6 research outputs found

    A Stochastic Team Formation Approach for Collaborative Mobile Crowdsourcing

    Full text link
    Mobile Crowdsourcing (MCS) is the generalized act of outsourcing sensing tasks, traditionally performed by employees or contractors, to a large group of smart-phone users by means of an open call. With the increasing complexity of the crowdsourcing applications, requesters find it essential to harness the power of collaboration among the workers by forming teams of skilled workers satisfying their complex tasks' requirements. This type of MCS is called Collaborative MCS (CMCS). Previous CMCS approaches have mainly focused only on the aspect of team skills maximization. Other team formation studies on social networks (SNs) have only focused on social relationship maximization. In this paper, we present a hybrid approach where requesters are able to hire a team that, not only has the required expertise, but also is socially connected and can accomplish tasks collaboratively. Because team formation in CMCS is proven to be NP-hard, we develop a stochastic algorithm that exploit workers knowledge about their SN neighbors and asks a designated leader to recruit a suitable team. The proposed algorithm is inspired from the optimal stopping strategies and uses the odds-algorithm to compute its output. Experimental results show that, compared to the benchmark exponential optimal solution, the proposed approach reduces computation time and produces reasonable performance results.Comment: This paper is accepted for publication in 2019 31st International Conference on Microelectronics (ICM

    A Photo-Based Mobile Crowdsourcing Framework for Event Reporting

    Full text link
    Mobile Crowdsourcing (MCS) photo-based is an arising field of interest and a trending topic in the domain of ubiquitous computing. It has recently drawn substantial attention of the smart cities and urban computing communities. In fact, the built-in cameras of mobile devices are becoming the most common way for visual logging techniques in our daily lives. MCS photo-based frameworks collect photos in a distributed way in which a large number of contributors upload photos whenever and wherever it is suitable. This inevitably leads to evolving picture streams which possibly contain misleading and redundant information that affects the task result. In order to overcome these issues, we develop, in this paper, a solution for selecting highly relevant data from an evolving picture stream and ensuring correct submission. The proposed photo-based MCS framework for event reporting incorporates (i) a deep learning model to eliminate false submissions and ensure photos credibility and (ii) an A-Tree shape data structure model for clustering streaming pictures to reduce information redundancy and provide maximum event coverage. Simulation results indicate that the implemented framework can effectively reduce false submissions and select a subset with high utility coverage with low redundancy ratio from the streaming data.Comment: Published in 2019 IEEE 62nd International Midwest Symposium on Circuits and Systems (MWSCAS

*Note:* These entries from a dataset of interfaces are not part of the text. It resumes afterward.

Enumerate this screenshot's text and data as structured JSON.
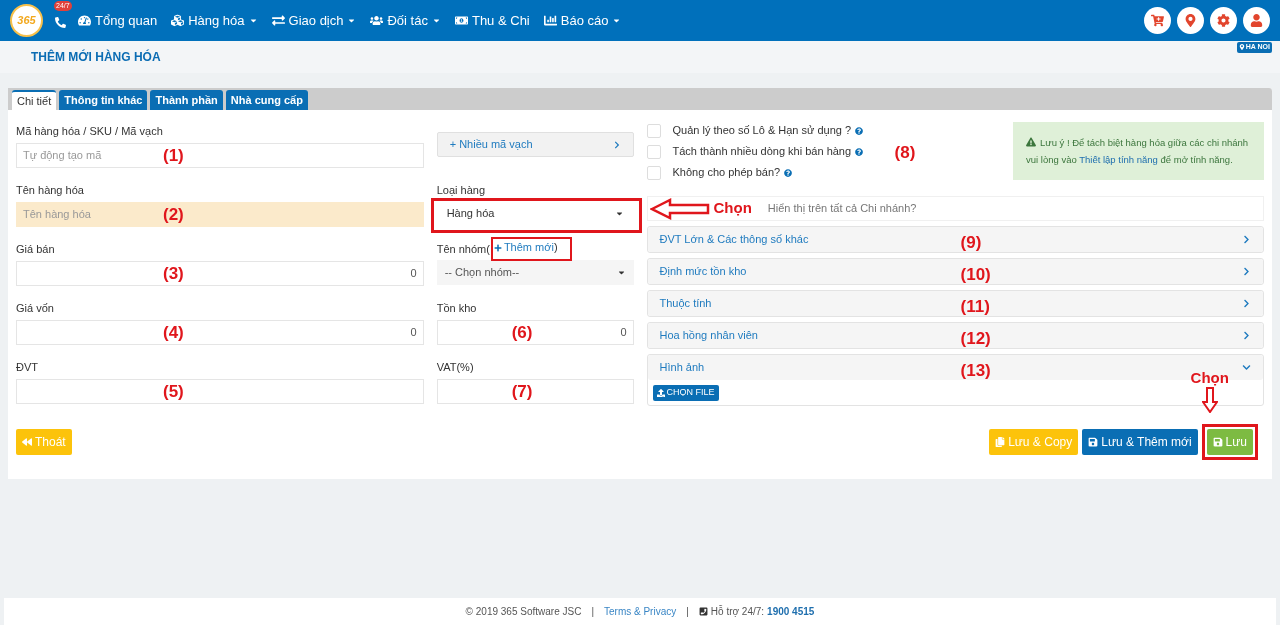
{
  "header": {
    "logo": "365",
    "badge": "24/7",
    "nav": [
      {
        "kind": "gauge",
        "label": "Tổng quan",
        "dropdown": false
      },
      {
        "kind": "cubes",
        "label": "Hàng hóa",
        "dropdown": true
      },
      {
        "kind": "exchange",
        "label": "Giao dịch",
        "dropdown": true
      },
      {
        "kind": "users",
        "label": "Đối tác",
        "dropdown": true
      },
      {
        "kind": "money",
        "label": "Thu & Chi",
        "dropdown": false
      },
      {
        "kind": "chart",
        "label": "Báo cáo",
        "dropdown": true
      }
    ],
    "actions": [
      {
        "kind": "cart"
      },
      {
        "kind": "pin"
      },
      {
        "kind": "gear"
      },
      {
        "kind": "user"
      }
    ],
    "branch": "HA NOI"
  },
  "page_title": "THÊM MỚI HÀNG HÓA",
  "tabs": [
    {
      "label": "Chi tiết",
      "selected": true
    },
    {
      "label": "Thông tin khác",
      "selected": false
    },
    {
      "label": "Thành phần",
      "selected": false
    },
    {
      "label": "Nhà cung cấp",
      "selected": false
    }
  ],
  "left_fields": [
    {
      "label": "Mã hàng hóa / SKU / Mã vạch",
      "placeholder": "Tự động tạo mã",
      "annotation": "(1)",
      "highlighted": false
    },
    {
      "label": "Tên hàng hóa",
      "placeholder": "Tên hàng hóa",
      "annotation": "(2)",
      "highlighted": true
    },
    {
      "label": "Giá bán",
      "value": "0",
      "annotation": "(3)",
      "highlighted": false
    },
    {
      "label": "Giá vốn",
      "value": "0",
      "annotation": "(4)",
      "highlighted": false
    },
    {
      "label": "ĐVT",
      "annotation": "(5)",
      "highlighted": false
    }
  ],
  "barcode_button": "+ Nhiều mã vạch",
  "item_type": {
    "label": "Loại hàng",
    "value": "Hàng hóa",
    "marked": true,
    "callout": "Chọn"
  },
  "group": {
    "label": "Tên nhóm(",
    "link": "Thêm mới",
    "suffix": ")",
    "link_marked": true,
    "placeholder": "-- Chọn nhóm--"
  },
  "stock": {
    "label": "Tồn kho",
    "value": "0",
    "annotation": "(6)"
  },
  "vat": {
    "label": "VAT(%)",
    "annotation": "(7)"
  },
  "options": [
    {
      "label": "Quản lý theo số Lô & Hạn sử dụng ?",
      "checked": false
    },
    {
      "label": "Tách thành nhiều dòng khi bán hàng",
      "checked": false
    },
    {
      "label": "Không cho phép bán?",
      "checked": false
    }
  ],
  "options_annotation": "(8)",
  "note": {
    "before": "Lưu ý ! Để tách biệt hàng hóa giữa các chi nhánh vui lòng vào",
    "link": "Thiết lập tính năng",
    "after": "để mở tính năng."
  },
  "branch_option": "Hiển thị trên tất cả Chi nhánh?",
  "sections": [
    {
      "title": "ĐVT Lớn & Các thông số khác",
      "annotation": "(9)",
      "expanded": false
    },
    {
      "title": "Định mức tồn kho",
      "annotation": "(10)",
      "expanded": false
    },
    {
      "title": "Thuộc tính",
      "annotation": "(11)",
      "expanded": false
    },
    {
      "title": "Hoa hồng nhân viên",
      "annotation": "(12)",
      "expanded": false
    },
    {
      "title": "Hình ảnh",
      "annotation": "(13)",
      "expanded": true,
      "button": "CHỌN FILE"
    }
  ],
  "buttons": [
    {
      "kind": "exit",
      "label": "Thoát",
      "marked": false
    },
    {
      "kind": "copy",
      "label": "Lưu & Copy",
      "marked": false
    },
    {
      "kind": "save_new",
      "label": "Lưu & Thêm mới",
      "marked": false
    },
    {
      "kind": "save",
      "label": "Lưu",
      "marked": true,
      "callout": "Chọn"
    }
  ],
  "footer": {
    "copyright": "© 2019 365 Software JSC",
    "sep1": "|",
    "terms": "Terms & Privacy",
    "sep2": "|",
    "support": "Hỗ trợ 24/7:",
    "phone": "1900 4515"
  }
}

    Reassessment of the size of the Scopoli's Shearwater population at its main breeding site resulted in a tenfold increase: implications for the species conservation

    No full text
    International audienceScopoli's Shearwater (Calonectris diomedea) is a Procellariiform endemic to the Mediterranean Basin which is considered to be vulnerable in Europe due to recent local declines and its susceptibility to both marine and terrestrial threats. In the 1970s-1980s, its population size was estimated at 57,000-76,000 breeding pairs throughout the Mediterranean Basin, with the largest colony, estimated at 15,000-25,000 pairs, found on Zembra Island, Tunisia. The objectives of our study were to re-estimate the size of the breeding population on Zembra Island, to reassess the global population size of the species, and to analyse the implications of these findings on status and conservation of this species in the Mediterranean. Using distance sampling, we estimated the Zembra breeding population to be 141,780 pairs (95 % confidence interval 113,720-176,750 pairs). A review of the most recent data on populations of this species throughout the Mediterranean Basin led us to estimate its new global population size at 141,000-223,000 breeding pairs. Using the demographic invariant and potential biological removal approaches, we estimated the maximum number of adults which could be killed annually by all non-natural causes without causing a population decline to be 8800 (range 7700-9700) individuals, of which could be 3700 breeders. Although these results are less alarming in the context of species conservation than previously thought, uncertainties associated with global population size, trends and major threats still raise questions on the future of this species. More generally, we show how a monitoring strategy for a bird supposed to be relatively well known overall can be potentially misleading due to biases in survey design. The reduction of such biases would therefore appear to be an unavoidable prerequisite in cryptic species monitoring before any reliable inference on the conservation status of the species can be drawn